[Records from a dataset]
== Segment start ==

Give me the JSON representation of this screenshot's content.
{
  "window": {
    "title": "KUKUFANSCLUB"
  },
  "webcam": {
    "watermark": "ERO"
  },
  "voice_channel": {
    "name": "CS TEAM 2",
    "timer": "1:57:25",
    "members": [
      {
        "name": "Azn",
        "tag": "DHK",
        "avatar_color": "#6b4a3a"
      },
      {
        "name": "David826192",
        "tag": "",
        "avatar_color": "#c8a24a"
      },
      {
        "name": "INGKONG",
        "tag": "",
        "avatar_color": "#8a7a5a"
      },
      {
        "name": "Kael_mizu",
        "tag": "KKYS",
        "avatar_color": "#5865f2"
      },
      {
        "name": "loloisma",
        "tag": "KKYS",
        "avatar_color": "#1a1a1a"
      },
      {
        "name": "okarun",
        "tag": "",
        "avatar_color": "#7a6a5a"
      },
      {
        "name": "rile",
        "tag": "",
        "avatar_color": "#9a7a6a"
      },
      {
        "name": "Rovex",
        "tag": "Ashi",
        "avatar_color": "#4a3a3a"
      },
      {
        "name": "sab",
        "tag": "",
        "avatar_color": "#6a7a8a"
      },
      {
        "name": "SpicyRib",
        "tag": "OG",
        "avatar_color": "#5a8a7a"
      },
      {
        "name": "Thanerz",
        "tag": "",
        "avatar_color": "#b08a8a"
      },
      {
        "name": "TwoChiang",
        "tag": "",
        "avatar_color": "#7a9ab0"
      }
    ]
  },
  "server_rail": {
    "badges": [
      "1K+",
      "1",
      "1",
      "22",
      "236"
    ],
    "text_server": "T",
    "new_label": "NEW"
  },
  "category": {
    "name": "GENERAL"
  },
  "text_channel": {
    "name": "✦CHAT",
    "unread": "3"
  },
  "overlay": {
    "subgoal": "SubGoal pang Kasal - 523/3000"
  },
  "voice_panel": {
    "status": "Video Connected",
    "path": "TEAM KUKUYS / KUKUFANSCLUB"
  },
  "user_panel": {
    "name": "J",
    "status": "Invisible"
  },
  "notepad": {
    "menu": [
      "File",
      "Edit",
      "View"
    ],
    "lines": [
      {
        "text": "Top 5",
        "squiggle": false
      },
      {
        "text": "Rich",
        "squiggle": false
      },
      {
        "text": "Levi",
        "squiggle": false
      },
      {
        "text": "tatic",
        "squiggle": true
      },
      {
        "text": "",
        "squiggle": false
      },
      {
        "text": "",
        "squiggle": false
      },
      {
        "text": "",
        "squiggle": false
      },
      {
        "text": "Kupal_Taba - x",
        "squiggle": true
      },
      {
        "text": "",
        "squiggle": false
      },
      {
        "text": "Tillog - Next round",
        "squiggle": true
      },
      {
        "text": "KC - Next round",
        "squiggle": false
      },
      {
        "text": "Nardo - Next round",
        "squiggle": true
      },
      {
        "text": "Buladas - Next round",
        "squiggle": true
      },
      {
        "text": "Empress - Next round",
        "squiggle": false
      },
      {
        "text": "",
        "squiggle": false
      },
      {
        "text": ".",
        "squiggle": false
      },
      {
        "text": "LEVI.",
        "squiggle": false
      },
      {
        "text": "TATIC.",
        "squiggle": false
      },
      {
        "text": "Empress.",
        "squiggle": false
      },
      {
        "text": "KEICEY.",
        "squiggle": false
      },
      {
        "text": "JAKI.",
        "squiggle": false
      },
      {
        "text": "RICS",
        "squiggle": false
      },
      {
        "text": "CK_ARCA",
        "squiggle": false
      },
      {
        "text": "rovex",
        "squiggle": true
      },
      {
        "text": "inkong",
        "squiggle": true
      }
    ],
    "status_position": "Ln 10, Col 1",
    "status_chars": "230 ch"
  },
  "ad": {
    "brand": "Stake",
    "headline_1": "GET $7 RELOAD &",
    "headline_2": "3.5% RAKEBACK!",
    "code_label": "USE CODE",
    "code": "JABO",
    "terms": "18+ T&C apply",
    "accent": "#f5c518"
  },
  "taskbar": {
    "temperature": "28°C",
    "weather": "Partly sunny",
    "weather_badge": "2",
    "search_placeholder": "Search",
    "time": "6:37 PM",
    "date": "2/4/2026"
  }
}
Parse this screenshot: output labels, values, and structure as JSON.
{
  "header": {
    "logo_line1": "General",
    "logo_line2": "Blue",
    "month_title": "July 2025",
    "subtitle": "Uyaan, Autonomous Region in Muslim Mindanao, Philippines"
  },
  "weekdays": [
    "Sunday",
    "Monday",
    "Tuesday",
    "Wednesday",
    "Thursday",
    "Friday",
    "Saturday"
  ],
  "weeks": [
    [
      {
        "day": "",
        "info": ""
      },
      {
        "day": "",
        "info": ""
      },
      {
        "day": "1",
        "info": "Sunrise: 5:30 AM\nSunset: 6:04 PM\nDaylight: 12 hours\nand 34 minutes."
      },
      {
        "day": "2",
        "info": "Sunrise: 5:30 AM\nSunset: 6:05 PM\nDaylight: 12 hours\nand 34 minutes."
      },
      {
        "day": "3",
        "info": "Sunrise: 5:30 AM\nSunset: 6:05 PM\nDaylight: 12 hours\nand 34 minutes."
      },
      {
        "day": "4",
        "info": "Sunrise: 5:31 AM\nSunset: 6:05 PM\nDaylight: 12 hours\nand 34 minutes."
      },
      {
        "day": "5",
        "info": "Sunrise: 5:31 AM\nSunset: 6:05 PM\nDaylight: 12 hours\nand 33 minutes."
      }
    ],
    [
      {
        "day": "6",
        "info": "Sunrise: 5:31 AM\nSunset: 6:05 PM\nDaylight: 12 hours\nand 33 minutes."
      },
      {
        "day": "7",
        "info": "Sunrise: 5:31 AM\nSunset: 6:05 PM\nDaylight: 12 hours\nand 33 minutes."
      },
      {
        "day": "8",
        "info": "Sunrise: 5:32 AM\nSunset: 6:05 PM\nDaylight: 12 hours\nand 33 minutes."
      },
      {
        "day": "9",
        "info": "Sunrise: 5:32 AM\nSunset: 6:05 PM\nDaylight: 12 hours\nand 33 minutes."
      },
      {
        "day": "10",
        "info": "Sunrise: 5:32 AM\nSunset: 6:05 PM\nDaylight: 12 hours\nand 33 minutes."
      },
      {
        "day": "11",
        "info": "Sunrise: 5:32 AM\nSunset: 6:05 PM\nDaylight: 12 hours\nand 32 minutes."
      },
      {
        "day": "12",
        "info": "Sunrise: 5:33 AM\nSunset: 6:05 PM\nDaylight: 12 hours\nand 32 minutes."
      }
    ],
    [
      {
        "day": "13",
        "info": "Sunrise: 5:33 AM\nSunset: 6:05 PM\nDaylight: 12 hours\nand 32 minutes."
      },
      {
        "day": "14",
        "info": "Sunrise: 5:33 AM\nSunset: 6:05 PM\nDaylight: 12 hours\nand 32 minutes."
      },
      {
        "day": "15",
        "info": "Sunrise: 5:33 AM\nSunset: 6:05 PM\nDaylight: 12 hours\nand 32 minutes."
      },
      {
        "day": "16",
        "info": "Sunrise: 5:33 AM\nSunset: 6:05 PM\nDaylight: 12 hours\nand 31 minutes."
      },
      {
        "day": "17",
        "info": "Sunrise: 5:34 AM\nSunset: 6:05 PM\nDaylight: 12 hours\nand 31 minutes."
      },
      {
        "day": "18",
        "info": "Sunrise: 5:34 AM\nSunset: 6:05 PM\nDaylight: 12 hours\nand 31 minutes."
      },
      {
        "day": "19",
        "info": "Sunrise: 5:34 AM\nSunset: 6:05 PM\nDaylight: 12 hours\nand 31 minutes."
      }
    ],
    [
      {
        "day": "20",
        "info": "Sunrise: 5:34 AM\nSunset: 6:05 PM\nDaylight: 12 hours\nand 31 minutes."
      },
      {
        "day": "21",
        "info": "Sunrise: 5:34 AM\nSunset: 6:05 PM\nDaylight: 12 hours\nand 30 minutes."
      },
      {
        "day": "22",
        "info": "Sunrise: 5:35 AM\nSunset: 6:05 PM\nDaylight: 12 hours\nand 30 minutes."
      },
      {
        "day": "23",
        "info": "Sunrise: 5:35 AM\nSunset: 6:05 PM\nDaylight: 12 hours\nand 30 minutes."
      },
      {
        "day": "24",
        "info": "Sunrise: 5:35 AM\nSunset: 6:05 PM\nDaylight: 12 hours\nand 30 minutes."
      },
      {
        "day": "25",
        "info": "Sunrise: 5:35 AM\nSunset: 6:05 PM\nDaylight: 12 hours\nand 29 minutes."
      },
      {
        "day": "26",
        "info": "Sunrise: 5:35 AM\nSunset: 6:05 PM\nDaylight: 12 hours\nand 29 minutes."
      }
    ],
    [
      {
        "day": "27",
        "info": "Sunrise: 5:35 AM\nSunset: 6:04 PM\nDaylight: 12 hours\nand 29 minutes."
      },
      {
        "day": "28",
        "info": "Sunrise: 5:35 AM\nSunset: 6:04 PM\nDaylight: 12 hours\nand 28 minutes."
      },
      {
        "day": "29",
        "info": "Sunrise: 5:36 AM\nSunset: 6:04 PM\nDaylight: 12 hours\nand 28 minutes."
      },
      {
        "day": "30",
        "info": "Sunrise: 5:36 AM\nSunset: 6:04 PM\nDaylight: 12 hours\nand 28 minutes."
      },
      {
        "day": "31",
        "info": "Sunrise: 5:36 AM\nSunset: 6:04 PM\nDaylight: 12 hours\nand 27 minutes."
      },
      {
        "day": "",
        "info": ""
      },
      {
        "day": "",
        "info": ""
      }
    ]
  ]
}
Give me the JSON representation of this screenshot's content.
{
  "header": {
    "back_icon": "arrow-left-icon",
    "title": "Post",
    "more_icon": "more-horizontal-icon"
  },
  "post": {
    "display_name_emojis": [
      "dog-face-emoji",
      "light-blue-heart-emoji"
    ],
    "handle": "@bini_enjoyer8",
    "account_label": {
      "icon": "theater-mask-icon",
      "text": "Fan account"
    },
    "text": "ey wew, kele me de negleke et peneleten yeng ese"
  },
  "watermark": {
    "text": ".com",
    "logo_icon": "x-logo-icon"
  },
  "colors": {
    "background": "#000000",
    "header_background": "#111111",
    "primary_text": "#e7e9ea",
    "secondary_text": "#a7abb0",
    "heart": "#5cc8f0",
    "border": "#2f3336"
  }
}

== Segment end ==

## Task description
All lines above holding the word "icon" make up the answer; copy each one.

## Answer for this exercise
    "back_icon": "arrow-left-icon",
    "more_icon": "more-horizontal-icon"
      "icon": "theater-mask-icon",
    "logo_icon": "x-logo-icon"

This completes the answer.